You guys. I tried making jalebis today. I didn’t have the time and was missing key ingredients which left me with even lesser time. But I tried anyway, because my brain’s on vacation apparently, and it turns out, jalebis are not kind on the ego. Two lots of sugar syrup went down the drain (not literally, I disposed of them like a grown up in plastic bottles), I lost track of how long I prayed to the dough Gods because I needed the batter to ferment in an hour (?!), a gallon of oil basically remained hot in the pan, but unused and I accidentally dropped a gigantic blob of saffron into the afore mentioned sugar syrup and probably drowned literally thousands of rupees.
Safe to say, jalebis and I are not becoming friends any time soon. But these two-ingredient, 20-minute, stupendously delicious burfees are all I need for the Diwali feels without popping a vein in the process. We shouldn’t be stressed on Diwali, right? Desserts should be stress-free, right? Right.
These burfees (can you plural-ify ‘burfee‘?) incidentally, are the second version I tried. The first version had ghee and milk and took a lot longer to come together and in fact remained more like the filling inside these modaks than firm, chewy burfees. Delicious but not what I was going for. Then I saw this recipe which had literally two ingredients, if you don’t count cardamom and it seemed so obvious why. Jaggery oozes its own moisture and coconut releases its own oils, which means technically, the mixture needs nothing more to come together. About 20 minutes of stirring and mild bicep workouts later, the mixture was patted down into a plate, chilled for an hour and cut.
I was worried at how straightforward it seemed, but the burfees turned out just the way I wanted. Chewy, slightly crunchy from bits of coconut that crisp up while cooking and firm enough that they hold their shape. The jaggery is the superstar here in all its molasses-y glory and we all know coconut is awesome.
Because there are so quick and so fuss-free, they are exactly what you need in some sort of festive food emergency, or honestly, on any old day. The coconut can be fresh or frozen as long as its finely shredded and I recommend powdered jaggery to make your life easier. Feel free to work your favourite nuts into the mixture, or just sprinkle them on top or leave them out entirely.
I wasn’t intent on creating a healthier Diwali sweet, but if you can reduce guilt, stress and time without any flavour setbacks, I don’t think there’s anything to oppose here 🙂
I hope you all have a fabulous Diwali and that you come back next week to break bread! Eat lots, play safe and be kind to the animals!
- 2 cups shredded coconut (thaw if frozen)
- ¾ cup powdered jaggery*
- 4 green cardamom pods, peeled and powdered
- In a sturdy aluminium wok, combine the coconut and jaggery. On low heat, stir the two together till the jaggery melts and the mixture begins to look cohesive. There will be some oil and moisture that's released.
- Stir frequently until the mixture starts to clump together and looks drier than it did in the beginning. Take care not to let the coconut burn, though a few crispy bits add a lot of flavour.
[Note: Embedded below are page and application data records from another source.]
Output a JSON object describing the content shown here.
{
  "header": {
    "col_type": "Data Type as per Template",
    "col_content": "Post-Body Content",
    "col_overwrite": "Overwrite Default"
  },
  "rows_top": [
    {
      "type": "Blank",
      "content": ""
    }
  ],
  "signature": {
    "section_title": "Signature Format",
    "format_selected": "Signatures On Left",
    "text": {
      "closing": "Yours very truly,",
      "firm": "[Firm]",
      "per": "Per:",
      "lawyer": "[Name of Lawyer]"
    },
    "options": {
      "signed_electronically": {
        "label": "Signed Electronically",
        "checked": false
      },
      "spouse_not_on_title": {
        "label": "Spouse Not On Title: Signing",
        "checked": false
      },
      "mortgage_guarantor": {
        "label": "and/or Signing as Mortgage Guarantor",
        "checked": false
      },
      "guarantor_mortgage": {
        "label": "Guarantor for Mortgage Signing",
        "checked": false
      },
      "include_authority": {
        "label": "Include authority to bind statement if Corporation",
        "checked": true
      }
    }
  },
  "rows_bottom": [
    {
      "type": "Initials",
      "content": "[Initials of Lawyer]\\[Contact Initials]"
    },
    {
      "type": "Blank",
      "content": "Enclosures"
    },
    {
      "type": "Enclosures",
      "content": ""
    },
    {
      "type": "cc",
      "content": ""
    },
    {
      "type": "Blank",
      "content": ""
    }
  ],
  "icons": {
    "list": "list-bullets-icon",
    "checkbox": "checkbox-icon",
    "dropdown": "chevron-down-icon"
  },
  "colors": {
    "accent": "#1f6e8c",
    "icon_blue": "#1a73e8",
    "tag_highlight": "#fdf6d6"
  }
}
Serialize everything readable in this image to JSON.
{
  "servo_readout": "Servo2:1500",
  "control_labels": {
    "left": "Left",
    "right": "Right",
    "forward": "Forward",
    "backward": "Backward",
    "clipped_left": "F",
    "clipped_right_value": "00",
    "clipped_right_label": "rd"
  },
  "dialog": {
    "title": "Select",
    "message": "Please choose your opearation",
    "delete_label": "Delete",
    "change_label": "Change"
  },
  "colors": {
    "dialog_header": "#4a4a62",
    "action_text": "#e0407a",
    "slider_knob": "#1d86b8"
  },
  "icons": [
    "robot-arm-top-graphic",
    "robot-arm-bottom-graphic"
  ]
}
I recommend cooking the mixture for at least 20 minutes to a maximum of 25 if it's taking longer to clump.
- Lightly grease a 6" rimmed metal plate with oil or ghee, and spread the hot mixture out on to it. Let it cool for a few minutes, then use your fingertips to pack it tightly onto the plate. Press flaked almonds in at this stage if you like. If you are using a larger plate, contain the mixture to only half of it, otherwise your burfees will wind up too thin.
- Allow to sit at room temperature for 10 minutes, then cover with foil and chill in the fridge for at least 1 hour. Cut into squares and serve. That's it!
*This is not a very large recipe, so double or triple the proportions for a crowd